Cremona, in northern Italy, has more than 100 workshops making violins and other stringed instruments for musicians worldwide, following in the tradition of its great violin-makers which have included Antonio Stradivari and Nicolò Amati.
Many of the town’s “liutaia” specialize exclusively in master instruments in the tradition of Stradivari, each taking months to produce and costing around 20,000 euros each. Some liutaia make as few as six or seven violins a year.
Edgar Russ, an Austrian who came to Cremona in 1984, says it is tough to make a living by crafting only master instruments and that the town’s violin-makers need to change. Russ offers various levels of craftsmanship. But he believes it is a way of prospering and ensuring it remains a thriving center of violin-making in the long-term. His workshop makes violins for beginners as well as his “Linea Macchi” line for professionals who cannot afford a master violin. He also makes a handful of master instruments each year. Only the masters are made by his hands alone.

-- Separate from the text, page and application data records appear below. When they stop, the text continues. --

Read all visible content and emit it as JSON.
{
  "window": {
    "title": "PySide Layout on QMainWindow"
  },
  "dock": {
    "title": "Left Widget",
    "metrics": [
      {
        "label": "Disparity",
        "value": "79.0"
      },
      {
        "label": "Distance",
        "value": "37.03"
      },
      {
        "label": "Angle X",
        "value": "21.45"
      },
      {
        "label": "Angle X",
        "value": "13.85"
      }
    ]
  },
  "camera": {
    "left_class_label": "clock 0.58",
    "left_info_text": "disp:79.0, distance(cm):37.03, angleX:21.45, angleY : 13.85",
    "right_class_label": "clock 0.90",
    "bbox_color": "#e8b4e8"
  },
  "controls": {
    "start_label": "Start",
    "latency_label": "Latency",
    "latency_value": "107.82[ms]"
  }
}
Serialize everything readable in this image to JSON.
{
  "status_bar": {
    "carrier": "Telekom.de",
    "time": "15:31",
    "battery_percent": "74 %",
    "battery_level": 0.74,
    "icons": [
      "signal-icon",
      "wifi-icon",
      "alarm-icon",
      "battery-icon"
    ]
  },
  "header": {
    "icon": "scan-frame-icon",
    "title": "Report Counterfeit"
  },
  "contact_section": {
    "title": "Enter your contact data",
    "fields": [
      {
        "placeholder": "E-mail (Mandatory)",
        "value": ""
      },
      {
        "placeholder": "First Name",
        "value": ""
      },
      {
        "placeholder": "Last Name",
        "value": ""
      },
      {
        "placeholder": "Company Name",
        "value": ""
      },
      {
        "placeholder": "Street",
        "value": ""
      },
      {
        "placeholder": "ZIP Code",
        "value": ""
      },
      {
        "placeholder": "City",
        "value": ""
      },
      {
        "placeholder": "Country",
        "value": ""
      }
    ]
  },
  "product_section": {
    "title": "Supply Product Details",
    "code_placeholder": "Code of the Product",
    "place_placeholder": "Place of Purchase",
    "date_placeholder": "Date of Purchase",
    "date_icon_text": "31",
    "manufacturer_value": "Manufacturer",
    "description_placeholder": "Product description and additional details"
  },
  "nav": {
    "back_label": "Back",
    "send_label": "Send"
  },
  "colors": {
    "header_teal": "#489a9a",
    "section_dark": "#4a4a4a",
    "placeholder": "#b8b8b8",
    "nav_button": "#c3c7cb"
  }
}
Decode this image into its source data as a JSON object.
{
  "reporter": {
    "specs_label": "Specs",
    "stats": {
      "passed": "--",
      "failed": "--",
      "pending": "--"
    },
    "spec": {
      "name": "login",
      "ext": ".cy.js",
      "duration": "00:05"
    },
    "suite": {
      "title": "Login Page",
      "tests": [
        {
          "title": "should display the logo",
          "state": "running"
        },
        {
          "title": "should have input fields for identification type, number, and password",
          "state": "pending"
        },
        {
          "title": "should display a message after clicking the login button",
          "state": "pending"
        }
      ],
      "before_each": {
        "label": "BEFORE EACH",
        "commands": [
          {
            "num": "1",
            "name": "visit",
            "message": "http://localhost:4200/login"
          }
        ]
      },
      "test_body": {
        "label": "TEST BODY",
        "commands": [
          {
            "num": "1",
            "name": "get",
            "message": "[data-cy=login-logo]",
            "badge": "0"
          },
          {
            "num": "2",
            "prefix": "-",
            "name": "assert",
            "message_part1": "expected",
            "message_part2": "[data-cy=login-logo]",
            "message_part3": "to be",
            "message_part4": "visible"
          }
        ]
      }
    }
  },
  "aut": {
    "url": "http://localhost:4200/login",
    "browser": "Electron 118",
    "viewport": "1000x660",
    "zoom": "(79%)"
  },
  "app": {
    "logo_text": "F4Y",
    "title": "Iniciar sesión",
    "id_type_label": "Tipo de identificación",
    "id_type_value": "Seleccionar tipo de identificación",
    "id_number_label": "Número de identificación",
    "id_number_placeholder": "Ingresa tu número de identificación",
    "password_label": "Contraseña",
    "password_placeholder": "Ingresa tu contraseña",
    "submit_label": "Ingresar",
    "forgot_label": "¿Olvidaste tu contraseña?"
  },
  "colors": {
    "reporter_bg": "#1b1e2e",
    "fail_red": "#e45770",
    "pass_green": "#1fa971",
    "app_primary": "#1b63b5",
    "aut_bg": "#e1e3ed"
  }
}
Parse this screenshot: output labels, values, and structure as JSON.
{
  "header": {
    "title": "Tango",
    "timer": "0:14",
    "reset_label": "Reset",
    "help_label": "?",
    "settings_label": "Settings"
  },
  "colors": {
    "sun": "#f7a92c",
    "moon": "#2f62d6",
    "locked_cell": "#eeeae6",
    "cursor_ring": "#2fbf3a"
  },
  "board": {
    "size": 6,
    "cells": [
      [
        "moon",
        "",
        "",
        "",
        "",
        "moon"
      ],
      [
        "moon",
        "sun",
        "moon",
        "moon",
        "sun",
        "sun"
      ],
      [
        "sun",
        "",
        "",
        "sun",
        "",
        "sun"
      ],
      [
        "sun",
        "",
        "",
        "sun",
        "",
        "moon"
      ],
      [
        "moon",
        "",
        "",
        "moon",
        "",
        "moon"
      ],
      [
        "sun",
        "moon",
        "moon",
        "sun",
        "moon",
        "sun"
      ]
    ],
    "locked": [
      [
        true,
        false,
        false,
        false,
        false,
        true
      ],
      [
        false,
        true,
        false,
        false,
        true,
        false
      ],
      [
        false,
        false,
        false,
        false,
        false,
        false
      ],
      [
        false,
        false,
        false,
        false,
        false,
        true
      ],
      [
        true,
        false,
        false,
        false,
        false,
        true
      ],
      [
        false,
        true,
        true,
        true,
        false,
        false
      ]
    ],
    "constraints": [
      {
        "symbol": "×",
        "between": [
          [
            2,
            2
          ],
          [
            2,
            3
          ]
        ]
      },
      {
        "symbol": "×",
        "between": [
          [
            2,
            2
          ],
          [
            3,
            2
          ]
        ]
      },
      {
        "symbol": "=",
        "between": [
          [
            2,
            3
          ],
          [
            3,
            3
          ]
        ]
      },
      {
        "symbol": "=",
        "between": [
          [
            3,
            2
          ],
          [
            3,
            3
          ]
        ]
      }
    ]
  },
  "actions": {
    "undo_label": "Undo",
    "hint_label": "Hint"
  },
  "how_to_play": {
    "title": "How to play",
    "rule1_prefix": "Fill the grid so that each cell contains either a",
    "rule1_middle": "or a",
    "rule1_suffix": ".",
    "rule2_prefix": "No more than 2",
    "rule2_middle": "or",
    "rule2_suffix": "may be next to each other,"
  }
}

“The real energy comes from the passion for this kind of work. It makes me happy to create something which does not have any straight lines. Even if you don’t play, you love to hold it in your hand. It’s beautiful to look at and shows all your personality, ability and your craftsmanship.